The teenagers from American Graffiti are back. Now, a little older but not much wiser, these youngsters struggle to find their purpose in life.
Reaction & Thoughts:
What ever happened to the characters in George Lucas’s American Graffiti? Nobody wanted to know, but here is the answer anyway. I’m sure no one was surprised when Lucas (Star Wars) decided to make a sequel to his early success. The Godfather Part II and Jaws 2 had made buckets of money so maybe Lucas told himself, “why not squeeze a few extra bucks out of my breakthrough movie?” I wish he had left it alone.
Written and directed by Bill L. Norton (Baby: Secret of the Lost Legend), More American Graffiti is divided into four vignettes, all set over four New Year’s Eveses. As I said before, each segment revolves around characters from the classic 1973 film.

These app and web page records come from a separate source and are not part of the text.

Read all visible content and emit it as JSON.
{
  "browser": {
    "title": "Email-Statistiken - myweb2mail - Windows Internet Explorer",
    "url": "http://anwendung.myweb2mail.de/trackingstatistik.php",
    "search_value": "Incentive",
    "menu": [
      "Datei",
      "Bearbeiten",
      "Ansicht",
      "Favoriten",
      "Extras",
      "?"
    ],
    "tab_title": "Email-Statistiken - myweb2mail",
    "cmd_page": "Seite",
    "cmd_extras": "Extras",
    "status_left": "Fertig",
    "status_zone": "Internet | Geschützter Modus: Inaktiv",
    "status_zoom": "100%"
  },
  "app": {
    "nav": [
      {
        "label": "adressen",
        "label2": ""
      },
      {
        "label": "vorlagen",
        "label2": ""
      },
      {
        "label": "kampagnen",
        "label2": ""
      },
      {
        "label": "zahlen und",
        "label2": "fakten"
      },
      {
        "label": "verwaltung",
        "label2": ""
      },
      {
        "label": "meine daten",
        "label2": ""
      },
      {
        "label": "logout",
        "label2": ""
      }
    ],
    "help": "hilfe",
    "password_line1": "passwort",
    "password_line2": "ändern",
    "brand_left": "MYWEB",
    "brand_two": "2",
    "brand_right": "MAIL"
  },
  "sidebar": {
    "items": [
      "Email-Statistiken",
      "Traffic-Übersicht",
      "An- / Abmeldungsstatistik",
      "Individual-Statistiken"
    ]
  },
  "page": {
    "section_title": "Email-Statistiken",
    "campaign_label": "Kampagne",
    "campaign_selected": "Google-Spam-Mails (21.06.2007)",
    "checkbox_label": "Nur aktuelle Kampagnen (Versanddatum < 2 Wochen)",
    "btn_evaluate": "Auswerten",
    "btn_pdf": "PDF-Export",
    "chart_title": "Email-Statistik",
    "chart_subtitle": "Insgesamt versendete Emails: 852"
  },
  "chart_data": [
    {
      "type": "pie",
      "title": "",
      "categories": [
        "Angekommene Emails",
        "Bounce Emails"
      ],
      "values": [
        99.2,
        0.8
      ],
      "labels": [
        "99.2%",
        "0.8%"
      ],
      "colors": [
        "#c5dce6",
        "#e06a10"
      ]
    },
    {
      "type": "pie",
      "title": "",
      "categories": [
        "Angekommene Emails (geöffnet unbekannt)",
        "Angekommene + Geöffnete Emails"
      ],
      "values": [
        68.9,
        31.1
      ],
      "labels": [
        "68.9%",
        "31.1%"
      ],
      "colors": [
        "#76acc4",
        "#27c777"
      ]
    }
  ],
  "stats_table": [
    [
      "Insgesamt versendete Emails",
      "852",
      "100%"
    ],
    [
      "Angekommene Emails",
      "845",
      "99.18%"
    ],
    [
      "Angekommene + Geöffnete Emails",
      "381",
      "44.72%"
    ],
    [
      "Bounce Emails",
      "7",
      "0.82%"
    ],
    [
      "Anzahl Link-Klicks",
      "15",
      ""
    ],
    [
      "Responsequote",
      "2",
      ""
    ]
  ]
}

In 1964, John (Paul LeMat, Strange Invaders) is trying his hand at professional drag racing. Next, it’s 1965 and Terry “The Toad” (Charles Martin Smith, Never Cry Wolf) is in Vietnam fighting communism. A year later, Deb (Candy Clark, Blue Thunder) and Carol (Mackenzie Phillips, Love Child) have joined a commune of hippies. Finally, in 1967, Steve (Ron Howard, TV’s The Andy Griffith Show) and Laurie (Cindy Williams, The Conversation) try to make their marriage work.
More American Graffiti has lots of problems, including an indecisive screenplay. Lucas had no intention of directing the film and he hand-picked Norton to write and direct the film. Lucas thought that Norton’s background in comedy was perfect for the project. There were rumors that Lucas directed some scenes and edited the film himself. Whatever the truth is, this is a huge mess. I couldn’t get over the fact that this was an unnecessary sequel made by profiteers, not artists.
There are many reasons why the film doesn’t work. Partially because the editing is uninspired — the back and forth between time-lines is jarring rather than illuminating — but mostly because the vignettes are poorly written. What are we supposed to get from these stories? It’s hard to tell because there is no unifying theme. The charming quality of the original is gone. Norton comes up with a few interesting gimmicks — each section was shot using distinctively different styles — but the content is awfully flat.
Conclusions & Final Thoughts:
American Graffiti had turned the teen comedy into an art-form and reliable money-making machine. More American Graffiti is an unnecessary sequel that left a bad taste in my mouth. Harrison Ford (Raiders of the Lost Ark) has an uncredited cameo as Falfa. Rosanna Arquette (Desperately Seeking Susan) and country music singer Naomi Judd appear in bit roles. Color, 110 minutes, Rated PG.